(Records to process begins)
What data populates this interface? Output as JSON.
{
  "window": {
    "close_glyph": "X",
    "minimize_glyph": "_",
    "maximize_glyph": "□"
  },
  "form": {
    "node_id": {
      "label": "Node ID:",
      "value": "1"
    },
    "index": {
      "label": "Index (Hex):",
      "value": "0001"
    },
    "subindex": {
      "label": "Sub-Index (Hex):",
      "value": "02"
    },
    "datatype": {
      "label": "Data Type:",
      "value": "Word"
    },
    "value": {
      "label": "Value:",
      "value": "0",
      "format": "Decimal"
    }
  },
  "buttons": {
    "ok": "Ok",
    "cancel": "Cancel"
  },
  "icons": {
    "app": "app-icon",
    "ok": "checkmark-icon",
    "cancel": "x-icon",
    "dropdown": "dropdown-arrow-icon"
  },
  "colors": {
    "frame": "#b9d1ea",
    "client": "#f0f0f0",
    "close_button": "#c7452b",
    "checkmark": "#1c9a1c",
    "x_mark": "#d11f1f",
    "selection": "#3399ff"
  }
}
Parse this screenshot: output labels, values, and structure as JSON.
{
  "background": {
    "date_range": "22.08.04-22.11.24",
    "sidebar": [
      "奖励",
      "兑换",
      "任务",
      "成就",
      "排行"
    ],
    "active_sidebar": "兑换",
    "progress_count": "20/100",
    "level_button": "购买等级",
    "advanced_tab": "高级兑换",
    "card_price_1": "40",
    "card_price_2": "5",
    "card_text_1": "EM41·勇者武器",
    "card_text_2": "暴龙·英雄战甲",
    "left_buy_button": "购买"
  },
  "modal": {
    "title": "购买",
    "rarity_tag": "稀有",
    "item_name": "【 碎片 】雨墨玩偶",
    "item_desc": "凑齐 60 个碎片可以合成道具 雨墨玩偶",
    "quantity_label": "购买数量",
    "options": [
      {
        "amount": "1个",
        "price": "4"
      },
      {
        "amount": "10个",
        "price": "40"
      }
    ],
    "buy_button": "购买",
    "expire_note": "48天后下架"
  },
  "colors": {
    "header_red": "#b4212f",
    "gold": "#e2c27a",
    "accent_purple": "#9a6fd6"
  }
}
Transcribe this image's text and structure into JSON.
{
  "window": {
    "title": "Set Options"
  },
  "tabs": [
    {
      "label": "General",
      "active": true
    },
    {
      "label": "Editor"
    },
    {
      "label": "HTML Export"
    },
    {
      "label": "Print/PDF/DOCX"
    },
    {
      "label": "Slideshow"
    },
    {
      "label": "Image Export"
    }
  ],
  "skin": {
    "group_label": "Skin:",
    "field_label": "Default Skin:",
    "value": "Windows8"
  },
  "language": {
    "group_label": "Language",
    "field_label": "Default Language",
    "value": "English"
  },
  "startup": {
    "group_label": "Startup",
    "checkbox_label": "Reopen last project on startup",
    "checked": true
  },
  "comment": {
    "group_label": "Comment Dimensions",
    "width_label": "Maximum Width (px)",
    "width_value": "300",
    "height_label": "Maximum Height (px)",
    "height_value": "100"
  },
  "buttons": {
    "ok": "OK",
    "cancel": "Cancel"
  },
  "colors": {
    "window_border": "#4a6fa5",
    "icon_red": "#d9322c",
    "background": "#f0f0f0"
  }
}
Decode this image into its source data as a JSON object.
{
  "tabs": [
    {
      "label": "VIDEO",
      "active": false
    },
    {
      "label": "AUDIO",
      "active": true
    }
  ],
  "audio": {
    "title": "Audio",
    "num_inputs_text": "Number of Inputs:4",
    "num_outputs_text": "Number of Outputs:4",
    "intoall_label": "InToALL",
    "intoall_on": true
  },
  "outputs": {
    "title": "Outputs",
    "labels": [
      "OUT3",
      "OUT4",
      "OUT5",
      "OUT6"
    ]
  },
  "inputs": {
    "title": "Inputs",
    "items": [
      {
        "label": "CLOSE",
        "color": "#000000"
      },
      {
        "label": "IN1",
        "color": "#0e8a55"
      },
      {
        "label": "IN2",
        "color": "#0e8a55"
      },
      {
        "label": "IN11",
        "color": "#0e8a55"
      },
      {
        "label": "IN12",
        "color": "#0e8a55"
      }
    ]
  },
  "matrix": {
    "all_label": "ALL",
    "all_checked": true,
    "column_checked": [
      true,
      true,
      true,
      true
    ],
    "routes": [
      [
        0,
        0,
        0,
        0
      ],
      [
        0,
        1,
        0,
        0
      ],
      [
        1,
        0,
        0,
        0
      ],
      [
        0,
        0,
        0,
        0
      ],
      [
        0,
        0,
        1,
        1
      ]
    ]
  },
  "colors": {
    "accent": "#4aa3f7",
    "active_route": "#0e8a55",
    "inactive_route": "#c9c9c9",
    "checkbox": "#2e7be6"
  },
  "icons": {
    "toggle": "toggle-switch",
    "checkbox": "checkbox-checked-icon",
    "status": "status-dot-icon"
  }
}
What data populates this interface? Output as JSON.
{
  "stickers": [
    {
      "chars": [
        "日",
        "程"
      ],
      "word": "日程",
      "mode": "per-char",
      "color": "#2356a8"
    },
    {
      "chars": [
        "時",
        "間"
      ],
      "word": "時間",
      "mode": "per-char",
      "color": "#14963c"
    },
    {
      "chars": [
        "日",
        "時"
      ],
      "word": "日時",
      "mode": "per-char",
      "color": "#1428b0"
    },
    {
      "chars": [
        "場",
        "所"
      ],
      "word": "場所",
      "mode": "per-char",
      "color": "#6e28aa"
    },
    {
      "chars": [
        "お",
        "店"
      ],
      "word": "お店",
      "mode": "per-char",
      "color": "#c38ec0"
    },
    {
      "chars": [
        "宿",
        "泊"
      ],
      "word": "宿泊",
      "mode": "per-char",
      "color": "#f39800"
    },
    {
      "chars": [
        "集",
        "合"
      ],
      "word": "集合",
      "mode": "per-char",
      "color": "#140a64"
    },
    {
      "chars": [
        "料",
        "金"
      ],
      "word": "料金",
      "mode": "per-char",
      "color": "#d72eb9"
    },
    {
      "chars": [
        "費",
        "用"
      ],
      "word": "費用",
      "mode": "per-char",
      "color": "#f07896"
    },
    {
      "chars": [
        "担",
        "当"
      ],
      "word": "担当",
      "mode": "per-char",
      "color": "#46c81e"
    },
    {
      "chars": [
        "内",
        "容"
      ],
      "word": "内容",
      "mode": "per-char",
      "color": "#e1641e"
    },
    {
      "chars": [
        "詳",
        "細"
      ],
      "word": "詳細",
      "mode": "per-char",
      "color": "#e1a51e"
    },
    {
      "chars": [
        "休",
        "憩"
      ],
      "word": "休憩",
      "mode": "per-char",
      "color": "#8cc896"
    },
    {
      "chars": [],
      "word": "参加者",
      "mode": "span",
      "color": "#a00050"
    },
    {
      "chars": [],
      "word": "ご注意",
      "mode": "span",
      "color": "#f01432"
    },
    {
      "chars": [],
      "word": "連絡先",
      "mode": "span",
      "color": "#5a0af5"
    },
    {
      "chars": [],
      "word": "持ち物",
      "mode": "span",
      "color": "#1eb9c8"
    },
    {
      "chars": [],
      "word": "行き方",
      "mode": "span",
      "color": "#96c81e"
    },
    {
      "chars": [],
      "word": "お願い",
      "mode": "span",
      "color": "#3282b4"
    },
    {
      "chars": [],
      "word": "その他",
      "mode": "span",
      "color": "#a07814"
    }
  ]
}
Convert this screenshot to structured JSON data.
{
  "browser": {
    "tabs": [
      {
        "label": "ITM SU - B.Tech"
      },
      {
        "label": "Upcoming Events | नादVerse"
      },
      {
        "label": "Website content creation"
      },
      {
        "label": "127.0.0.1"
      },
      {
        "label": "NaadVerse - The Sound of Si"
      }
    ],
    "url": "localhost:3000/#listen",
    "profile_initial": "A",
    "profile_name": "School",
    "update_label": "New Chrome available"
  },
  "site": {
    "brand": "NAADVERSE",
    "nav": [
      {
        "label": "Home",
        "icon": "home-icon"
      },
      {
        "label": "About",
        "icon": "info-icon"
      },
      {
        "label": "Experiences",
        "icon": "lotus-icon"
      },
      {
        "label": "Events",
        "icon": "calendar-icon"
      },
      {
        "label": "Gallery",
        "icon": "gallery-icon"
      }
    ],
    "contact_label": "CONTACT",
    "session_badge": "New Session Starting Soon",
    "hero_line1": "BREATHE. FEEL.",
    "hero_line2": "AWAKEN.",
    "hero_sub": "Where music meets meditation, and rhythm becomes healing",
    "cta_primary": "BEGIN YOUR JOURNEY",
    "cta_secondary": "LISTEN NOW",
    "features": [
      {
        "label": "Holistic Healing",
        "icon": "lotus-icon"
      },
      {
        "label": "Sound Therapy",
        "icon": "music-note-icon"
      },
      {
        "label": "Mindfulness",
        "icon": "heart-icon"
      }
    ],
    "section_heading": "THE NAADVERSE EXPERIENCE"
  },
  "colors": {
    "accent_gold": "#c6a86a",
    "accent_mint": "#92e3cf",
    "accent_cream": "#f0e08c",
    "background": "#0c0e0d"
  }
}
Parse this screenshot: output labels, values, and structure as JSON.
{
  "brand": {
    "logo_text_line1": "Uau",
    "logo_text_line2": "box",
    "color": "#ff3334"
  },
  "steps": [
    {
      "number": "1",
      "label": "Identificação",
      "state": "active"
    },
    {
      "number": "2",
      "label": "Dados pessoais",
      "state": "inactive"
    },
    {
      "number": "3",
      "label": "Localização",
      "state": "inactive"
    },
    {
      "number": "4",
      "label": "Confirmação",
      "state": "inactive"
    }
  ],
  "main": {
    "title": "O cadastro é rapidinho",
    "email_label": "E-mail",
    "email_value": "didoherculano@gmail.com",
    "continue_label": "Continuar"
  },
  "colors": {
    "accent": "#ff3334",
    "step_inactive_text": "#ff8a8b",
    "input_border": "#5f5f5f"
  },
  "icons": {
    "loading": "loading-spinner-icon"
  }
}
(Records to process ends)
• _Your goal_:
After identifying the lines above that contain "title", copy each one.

• _Response area_:
    "title": "购买",
    "title": "Set Options"
    "title": "Audio",
    "title": "Outputs",
    "title": "Inputs",
    "title": "O cadastro é rapidinho",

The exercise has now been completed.